New research debunks myth that shark derbies have a significant impact on blue sharks

As it turns out, blue sharks are travellers. Sharks tagged off NovaScotia are being caught far fromCanadian waters. “A lot of these tags are being recaptured way off in the middle of the Atlantic Ocean, often by Spanish fishermen of all things,” he says. Read the rest here 10:18

Conservationists appalled after Ottawa raises Atlantic bluefin tuna quota

863a4ac9dc_64635696_o2“The government should be going through the Species at Risk Act process so we are certain” that the bluefin catch can be sustainably increased, David Miller, the president of World Wildlife Fund Canada, said Monday. Read the rest here 00:25 Stop whining!

Committee on the Status of Endangered Wildlife in Canada (COSEWIC): Endangering an industry

It all began in the fall of 2013 when reports surfaced about the Committee on the Status of Endangered Wildlife in Canada (COSEWIC) making recommendations to the Department of Fisheries and Oceans (DFO) to list Atlantic cod under the Species at Risk Act. Read more here  23:19

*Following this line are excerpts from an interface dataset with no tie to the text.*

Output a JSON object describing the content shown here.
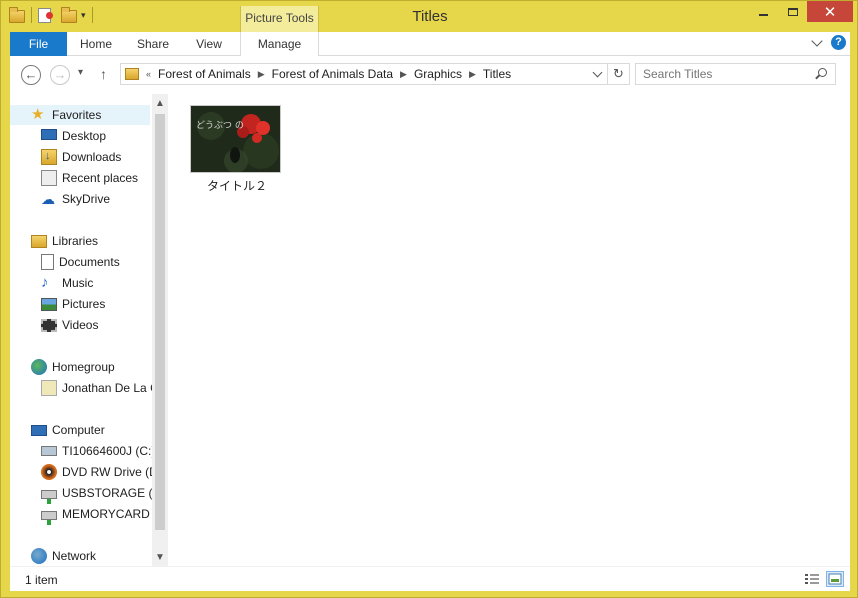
{
  "window": {
    "title": "Titles",
    "context_tab_group": "Picture Tools"
  },
  "ribbon": {
    "tabs": [
      "File",
      "Home",
      "Share",
      "View",
      "Manage"
    ],
    "help_label": "?"
  },
  "navigation": {
    "back_glyph": "←",
    "forward_glyph": "→",
    "recent_glyph": "▾",
    "up_glyph": "↑",
    "breadcrumb_overflow": "«",
    "breadcrumbs": [
      "Forest of Animals",
      "Forest of Animals Data",
      "Graphics",
      "Titles"
    ],
    "refresh_glyph": "↻"
  },
  "search": {
    "placeholder": "Search Titles"
  },
  "sidebar": {
    "items": [
      {
        "label": "Favorites",
        "icon": "star-icon",
        "level": 0,
        "selected": true
      },
      {
        "label": "Desktop",
        "icon": "desktop-icon",
        "level": 1
      },
      {
        "label": "Downloads",
        "icon": "downloads-icon",
        "level": 1
      },
      {
        "label": "Recent places",
        "icon": "recent-places-icon",
        "level": 1
      },
      {
        "label": "SkyDrive",
        "icon": "skydrive-icon",
        "level": 1
      },
      {
        "label": "Libraries",
        "icon": "libraries-icon",
        "level": 0
      },
      {
        "label": "Documents",
        "icon": "documents-icon",
        "level": 1
      },
      {
        "label": "Music",
        "icon": "music-icon",
        "level": 1
      },
      {
        "label": "Pictures",
        "icon": "pictures-icon",
        "level": 1
      },
      {
        "label": "Videos",
        "icon": "videos-icon",
        "level": 1
      },
      {
        "label": "Homegroup",
        "icon": "homegroup-icon",
        "level": 0
      },
      {
        "label": "Jonathan De La C",
        "icon": "user-icon",
        "level": 1
      },
      {
        "label": "Computer",
        "icon": "computer-icon",
        "level": 0
      },
      {
        "label": "TI10664600J (C:)",
        "icon": "local-disk-icon",
        "level": 1
      },
      {
        "label": "DVD RW Drive (D",
        "icon": "dvd-drive-icon",
        "level": 1
      },
      {
        "label": "USBSTORAGE (\\\\",
        "icon": "network-drive-icon",
        "level": 1
      },
      {
        "label": "MEMORYCARD (",
        "icon": "network-drive-icon",
        "level": 1
      },
      {
        "label": "Network",
        "icon": "network-icon",
        "level": 0
      }
    ],
    "scroll_up_glyph": "▲",
    "scroll_down_glyph": "▼"
  },
  "files": [
    {
      "name": "タイトル２",
      "thumbnail_text": "どうぶつ の"
    }
  ],
  "status": {
    "item_count": "1 item"
  },
  "colors": {
    "frame": "#e6d64a",
    "file_tab": "#1979ca",
    "close_button": "#c7463a",
    "selection": "#e5f3fb"
  }
}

Cod not in danger, researcher George Rose says

g0002580000000000000bea0810c3a6cac2be28188b42d824fdbd10e7d9George Rose, a former federal fisheries scientist who has studied cod for decades, said while stocks are not as plentiful as they once were, they are not nearing extinction.  “I don’t really believe that there is any danger for any of these species — cod, redfish or plaice — going biologically extinct,” Rose told CBC News in a telephone interview. [email protected] 13:26

Scientists fear Canada will fish bluefin tuna and other species to extinction

03BlueFinCoronado-BFT1Top marine scientists are denouncing Canada’s management of fish stocks as a commercially driven approach threatening to wipe out species at risk. Read more